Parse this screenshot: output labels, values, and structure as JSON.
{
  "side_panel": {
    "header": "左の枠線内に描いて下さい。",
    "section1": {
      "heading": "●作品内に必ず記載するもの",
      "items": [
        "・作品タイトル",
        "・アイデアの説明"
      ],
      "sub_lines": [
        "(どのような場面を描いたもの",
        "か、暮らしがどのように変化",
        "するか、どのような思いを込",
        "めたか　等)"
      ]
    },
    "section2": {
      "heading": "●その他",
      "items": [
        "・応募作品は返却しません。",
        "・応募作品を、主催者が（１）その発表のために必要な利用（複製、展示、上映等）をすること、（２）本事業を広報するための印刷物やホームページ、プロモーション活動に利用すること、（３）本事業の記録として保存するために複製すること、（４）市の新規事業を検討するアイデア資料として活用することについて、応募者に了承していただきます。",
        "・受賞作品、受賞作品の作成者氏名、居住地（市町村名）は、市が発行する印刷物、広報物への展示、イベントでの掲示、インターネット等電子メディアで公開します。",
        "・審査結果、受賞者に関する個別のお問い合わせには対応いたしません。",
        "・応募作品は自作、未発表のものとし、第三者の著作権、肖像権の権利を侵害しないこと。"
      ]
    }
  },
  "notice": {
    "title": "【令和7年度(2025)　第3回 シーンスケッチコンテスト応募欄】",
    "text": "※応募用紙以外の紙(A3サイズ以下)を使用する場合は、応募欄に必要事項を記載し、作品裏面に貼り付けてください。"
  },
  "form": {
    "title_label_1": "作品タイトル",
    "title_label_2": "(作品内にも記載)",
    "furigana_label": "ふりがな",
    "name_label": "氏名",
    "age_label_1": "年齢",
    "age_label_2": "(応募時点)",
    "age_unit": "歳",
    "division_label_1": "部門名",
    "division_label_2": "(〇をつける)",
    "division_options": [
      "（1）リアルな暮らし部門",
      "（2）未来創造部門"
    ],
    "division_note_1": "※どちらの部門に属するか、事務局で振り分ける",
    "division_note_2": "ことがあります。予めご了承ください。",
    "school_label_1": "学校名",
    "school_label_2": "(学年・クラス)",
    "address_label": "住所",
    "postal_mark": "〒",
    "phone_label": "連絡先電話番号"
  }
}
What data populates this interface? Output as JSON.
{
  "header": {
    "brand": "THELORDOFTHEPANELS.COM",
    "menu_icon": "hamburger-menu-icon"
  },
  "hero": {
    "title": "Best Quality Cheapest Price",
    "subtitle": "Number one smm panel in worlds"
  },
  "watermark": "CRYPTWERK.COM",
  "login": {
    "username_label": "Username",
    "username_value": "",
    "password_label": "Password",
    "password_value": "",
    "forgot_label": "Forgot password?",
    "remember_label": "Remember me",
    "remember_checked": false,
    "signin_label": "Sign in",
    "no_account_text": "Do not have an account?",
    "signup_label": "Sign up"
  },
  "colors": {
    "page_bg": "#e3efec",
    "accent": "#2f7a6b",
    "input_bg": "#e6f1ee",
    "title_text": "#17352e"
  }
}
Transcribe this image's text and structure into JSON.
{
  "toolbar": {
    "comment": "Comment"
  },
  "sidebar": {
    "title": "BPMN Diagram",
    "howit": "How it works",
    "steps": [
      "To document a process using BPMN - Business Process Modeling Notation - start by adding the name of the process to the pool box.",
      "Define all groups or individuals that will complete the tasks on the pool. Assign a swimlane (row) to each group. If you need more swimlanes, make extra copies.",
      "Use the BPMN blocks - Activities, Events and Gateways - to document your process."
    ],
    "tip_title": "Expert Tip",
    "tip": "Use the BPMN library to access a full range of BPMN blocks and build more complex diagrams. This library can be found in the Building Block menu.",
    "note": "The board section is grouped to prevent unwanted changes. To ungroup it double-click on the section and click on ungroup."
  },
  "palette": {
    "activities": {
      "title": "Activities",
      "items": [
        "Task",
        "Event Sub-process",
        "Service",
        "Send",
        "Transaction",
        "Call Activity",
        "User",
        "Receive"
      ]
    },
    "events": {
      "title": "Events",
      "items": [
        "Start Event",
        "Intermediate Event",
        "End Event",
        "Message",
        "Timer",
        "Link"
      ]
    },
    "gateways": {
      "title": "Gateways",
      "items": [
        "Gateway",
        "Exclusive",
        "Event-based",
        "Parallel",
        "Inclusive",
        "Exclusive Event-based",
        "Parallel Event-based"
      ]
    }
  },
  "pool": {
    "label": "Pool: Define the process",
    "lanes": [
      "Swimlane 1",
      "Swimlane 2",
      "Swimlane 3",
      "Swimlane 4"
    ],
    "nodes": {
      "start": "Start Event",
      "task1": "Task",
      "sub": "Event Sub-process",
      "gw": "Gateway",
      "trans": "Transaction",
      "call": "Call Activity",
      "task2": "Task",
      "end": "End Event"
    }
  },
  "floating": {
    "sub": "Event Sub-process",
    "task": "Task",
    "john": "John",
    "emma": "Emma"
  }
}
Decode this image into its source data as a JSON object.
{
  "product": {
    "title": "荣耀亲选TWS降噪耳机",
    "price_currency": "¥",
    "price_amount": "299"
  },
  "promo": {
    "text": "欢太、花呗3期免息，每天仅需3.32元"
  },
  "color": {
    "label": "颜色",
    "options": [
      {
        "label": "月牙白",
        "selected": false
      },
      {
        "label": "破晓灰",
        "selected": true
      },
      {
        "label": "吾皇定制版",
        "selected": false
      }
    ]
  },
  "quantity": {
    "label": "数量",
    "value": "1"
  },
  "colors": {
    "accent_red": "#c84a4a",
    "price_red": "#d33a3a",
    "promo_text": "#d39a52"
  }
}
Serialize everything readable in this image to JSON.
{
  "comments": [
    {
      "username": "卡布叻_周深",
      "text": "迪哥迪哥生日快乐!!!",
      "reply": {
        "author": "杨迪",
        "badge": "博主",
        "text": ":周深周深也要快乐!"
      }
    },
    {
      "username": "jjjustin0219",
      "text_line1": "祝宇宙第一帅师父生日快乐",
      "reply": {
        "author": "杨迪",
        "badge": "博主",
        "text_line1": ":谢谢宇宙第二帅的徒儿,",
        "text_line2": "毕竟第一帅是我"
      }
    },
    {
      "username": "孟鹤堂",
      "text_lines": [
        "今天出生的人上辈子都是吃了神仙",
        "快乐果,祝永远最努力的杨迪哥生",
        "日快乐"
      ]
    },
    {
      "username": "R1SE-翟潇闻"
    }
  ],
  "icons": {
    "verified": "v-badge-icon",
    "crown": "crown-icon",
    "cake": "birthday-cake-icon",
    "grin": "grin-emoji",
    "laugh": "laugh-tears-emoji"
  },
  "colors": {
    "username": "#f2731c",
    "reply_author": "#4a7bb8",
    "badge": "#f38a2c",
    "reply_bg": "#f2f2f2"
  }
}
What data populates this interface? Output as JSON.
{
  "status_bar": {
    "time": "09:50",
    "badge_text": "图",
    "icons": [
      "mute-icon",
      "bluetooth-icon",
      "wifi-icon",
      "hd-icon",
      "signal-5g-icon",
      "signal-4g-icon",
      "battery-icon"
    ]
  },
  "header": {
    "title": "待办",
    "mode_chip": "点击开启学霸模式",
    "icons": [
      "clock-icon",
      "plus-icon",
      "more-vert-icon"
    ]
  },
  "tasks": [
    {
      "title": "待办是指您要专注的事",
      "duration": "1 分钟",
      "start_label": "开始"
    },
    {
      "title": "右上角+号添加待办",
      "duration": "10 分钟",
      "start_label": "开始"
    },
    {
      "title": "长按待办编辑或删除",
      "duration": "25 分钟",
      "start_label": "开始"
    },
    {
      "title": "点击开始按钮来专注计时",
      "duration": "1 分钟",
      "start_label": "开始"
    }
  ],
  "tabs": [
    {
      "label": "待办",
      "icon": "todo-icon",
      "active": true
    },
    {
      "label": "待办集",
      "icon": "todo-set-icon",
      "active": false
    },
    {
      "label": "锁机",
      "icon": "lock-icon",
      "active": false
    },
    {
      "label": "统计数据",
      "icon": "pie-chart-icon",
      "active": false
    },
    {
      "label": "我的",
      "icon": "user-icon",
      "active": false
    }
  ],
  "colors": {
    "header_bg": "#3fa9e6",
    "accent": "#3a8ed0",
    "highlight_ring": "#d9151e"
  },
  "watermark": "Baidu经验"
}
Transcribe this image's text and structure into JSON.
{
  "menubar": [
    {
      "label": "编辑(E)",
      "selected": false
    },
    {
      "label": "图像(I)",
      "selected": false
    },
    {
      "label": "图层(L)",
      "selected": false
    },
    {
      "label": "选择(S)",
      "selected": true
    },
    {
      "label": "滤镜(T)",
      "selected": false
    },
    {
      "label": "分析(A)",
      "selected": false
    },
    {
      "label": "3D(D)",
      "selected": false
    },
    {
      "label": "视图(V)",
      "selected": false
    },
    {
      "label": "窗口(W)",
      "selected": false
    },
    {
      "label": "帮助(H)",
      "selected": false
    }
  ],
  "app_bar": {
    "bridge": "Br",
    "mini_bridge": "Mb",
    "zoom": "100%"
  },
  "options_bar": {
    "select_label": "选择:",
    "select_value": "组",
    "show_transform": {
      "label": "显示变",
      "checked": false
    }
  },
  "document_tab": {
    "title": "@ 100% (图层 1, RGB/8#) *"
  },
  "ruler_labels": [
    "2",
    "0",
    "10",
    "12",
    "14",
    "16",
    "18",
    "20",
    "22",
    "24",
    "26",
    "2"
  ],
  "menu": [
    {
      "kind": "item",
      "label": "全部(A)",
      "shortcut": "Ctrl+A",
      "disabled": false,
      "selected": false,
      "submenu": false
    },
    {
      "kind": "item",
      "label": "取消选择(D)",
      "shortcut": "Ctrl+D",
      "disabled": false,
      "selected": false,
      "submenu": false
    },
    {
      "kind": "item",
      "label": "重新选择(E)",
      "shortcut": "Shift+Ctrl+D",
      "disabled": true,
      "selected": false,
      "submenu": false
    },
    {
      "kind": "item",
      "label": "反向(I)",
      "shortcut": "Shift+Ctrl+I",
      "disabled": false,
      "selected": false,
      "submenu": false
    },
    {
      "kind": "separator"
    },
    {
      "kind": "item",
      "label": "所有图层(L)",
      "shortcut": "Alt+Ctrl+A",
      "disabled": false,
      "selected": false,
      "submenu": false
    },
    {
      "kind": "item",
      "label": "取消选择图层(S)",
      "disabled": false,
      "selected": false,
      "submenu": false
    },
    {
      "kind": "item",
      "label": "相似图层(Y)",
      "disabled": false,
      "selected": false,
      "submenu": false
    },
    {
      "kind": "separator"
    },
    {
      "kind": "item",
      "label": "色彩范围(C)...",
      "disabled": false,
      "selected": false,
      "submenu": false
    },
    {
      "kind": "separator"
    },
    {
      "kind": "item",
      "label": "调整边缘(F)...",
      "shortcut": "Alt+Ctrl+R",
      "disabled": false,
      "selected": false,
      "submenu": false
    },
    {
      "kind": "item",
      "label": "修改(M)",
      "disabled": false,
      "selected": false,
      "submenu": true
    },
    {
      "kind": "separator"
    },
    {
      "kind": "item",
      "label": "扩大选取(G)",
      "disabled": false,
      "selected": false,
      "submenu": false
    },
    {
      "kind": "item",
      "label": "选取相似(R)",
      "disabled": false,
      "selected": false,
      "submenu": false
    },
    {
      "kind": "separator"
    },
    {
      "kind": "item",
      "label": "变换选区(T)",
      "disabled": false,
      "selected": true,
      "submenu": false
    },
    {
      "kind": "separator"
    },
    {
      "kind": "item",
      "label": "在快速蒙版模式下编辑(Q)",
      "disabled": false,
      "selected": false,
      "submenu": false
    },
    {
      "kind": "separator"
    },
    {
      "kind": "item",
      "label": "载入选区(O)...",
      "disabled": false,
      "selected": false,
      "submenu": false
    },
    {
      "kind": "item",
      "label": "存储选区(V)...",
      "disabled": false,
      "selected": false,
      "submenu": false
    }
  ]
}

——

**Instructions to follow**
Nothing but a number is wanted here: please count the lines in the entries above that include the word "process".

**Result below**
6